Elizabeth Shaunessy-Dedrick, Ph.D.

Co-Major Professor

Lisa M. Lopez, Ph.D.

Committee Member

Ann Cranston-Gingras, Ph.D.

Committee Member

Linda Evans, Ph.D.

Committee Member

Robert Dedrick, Ph.D.


gifted identification, English Language Learners, second language acquisition

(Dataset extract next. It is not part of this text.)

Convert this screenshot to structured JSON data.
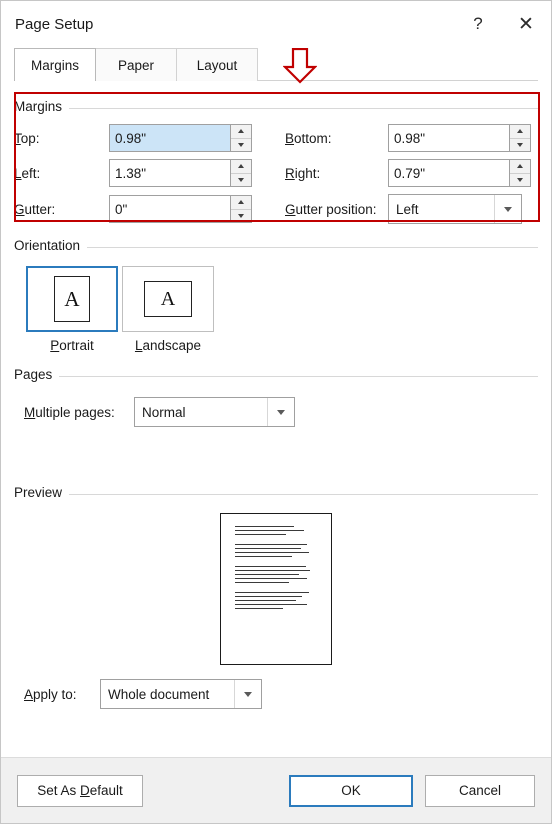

The disproportionality of culturally and linguistically diverse learners in exceptional education is an ongoing issue (Bernal, 2002; Ford, 2012). One of these special populations is that of English learners (ELs), who are overrepresented in special education programs and underrepresented in gifted and talented programs (Ford, 2012).The extant literature suggests that a rapid rate of growth in English language proficiency (ELP) may be one of the characteristics used to indicate giftedness in English learners (Brulles, Castellano, & Laing, 2011; Harris, Plucker, Rapp, & Martinez, 2009). However, no studies have analyzed English Language proficiency (ELP) growth trajectories of gifted ELs. This study explored the growth in English language proficiency of 4,558 ELs, of which 118 were identified as gifted. Scores from the Comprehensive English Language Learning Assessment (CELLA), were used to determine their typical English language proficiency growth trajectories of ELs. This was done using latent growth curve modeling. The growth trajectories were then analyzed to determine if differences existed in the trajectories of ELs identified as gifted. The findings were that differences did exist in the English language proficiency growth of ELs identified as gifted, particularly in the areas of listening/speaking and writing, where gifted ELs seem to grow at a more rapid rate than their non-identified peers.